Streaming video is the wave of the future? Right? That's what Netflix seems to believe, and what a lot of people are really wishing will be true. I'm not quite as optimistic.

(from craig1black on Flickr)

I actually see a future where streaming video is more like premium cable than like a high-tech video rental store.

With cable, if you want to watch an HBO series, you have to pay for HBO. If you want to watch a Showtime series, you have to pay even more for Showtime. On the other hand, the old "video store" concept ensures that, no matter which movie you want to rent, you can go to any rental store and find it there. We have the first sale doctrine to thank for that; and it's the reason why you can find virtually anything on Netflix. Unfortunately, no such thing exists when it comes to streaming video.

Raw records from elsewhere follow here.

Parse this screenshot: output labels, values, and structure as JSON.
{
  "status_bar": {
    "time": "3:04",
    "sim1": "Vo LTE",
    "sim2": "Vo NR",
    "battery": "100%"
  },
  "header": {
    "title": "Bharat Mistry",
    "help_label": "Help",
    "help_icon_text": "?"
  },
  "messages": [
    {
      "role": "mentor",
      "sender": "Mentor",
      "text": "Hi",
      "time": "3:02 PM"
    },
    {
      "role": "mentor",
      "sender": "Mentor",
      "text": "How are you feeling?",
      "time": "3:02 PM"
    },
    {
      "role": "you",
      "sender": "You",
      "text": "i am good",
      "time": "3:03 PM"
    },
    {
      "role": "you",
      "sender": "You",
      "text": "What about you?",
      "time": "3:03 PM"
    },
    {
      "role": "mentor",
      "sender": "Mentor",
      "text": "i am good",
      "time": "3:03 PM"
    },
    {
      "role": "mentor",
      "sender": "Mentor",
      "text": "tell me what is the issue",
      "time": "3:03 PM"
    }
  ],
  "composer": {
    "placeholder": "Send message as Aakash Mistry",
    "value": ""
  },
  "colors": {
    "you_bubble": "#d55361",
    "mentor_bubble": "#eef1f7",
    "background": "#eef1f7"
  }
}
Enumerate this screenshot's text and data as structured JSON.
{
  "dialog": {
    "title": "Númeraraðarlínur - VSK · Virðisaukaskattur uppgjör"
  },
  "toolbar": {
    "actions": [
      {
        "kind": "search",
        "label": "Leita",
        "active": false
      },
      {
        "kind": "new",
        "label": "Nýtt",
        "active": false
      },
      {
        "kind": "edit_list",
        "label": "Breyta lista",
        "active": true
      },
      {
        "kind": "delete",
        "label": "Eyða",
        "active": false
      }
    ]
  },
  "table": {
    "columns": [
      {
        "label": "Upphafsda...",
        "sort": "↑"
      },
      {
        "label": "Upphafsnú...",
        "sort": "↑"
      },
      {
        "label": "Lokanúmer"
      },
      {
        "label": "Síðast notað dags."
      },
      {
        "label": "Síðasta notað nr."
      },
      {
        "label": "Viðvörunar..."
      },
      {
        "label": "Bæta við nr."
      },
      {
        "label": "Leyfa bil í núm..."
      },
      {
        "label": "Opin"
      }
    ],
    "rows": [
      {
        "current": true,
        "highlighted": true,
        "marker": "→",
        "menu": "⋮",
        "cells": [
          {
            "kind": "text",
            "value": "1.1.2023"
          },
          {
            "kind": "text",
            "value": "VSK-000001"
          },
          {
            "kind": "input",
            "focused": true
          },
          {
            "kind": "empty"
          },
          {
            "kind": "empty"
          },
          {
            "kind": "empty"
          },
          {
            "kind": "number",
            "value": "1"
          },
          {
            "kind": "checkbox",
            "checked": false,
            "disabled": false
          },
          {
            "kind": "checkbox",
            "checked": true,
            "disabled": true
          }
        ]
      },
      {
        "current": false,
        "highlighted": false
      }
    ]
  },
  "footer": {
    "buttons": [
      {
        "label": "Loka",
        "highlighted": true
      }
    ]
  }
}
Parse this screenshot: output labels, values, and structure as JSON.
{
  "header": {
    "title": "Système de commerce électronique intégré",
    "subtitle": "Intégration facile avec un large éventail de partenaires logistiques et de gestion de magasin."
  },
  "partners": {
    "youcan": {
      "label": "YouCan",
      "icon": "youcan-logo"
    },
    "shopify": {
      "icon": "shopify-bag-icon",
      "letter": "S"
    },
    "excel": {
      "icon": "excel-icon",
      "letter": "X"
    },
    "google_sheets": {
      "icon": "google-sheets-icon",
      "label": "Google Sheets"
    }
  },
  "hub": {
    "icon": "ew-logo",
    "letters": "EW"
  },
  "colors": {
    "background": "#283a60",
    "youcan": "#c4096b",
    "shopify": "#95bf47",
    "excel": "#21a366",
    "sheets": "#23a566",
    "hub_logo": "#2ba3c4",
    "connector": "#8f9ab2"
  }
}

Already, streaming video providers are starting to sign contracts with content producers, some of them exclusive deals. Fox recently signed a deal with Amazon. Dreamworks will have an exclusive agreement with Netflix. Microsoft is going to enter the market and offer streaming service through its XBox gaming system. There are even more potential start-ups to come.

The result could be a slew of competitors, all of whom offer different content libraries. So, if you want to watch a Sony movie, you've got to go to one service, if you want to see a movie distributed by Warner Brothers, you've got to look elsewhere. This is very similar to premium cable stations, all of whom have agreements with different studios. A movie playing on Starz won't be available to watch on HBO.

When everyone was upset with Netflix last month, many of them opted to keep the streaming service and drop movies-by-mail (or at least the most vocal among them did). I went ahead and did exactly the opposite. While the streaming service is very convenient, it lacks content. So I concluded access to a much bigger content library is more valuable than access to some content instantly.

Even many of those who stuck with Netflix streaming service gripe about the limited amount of good content. Perhaps they're hoping that over time the Netflix library will go. I'm not sure it's going to grow enough to satisfy a lot of people.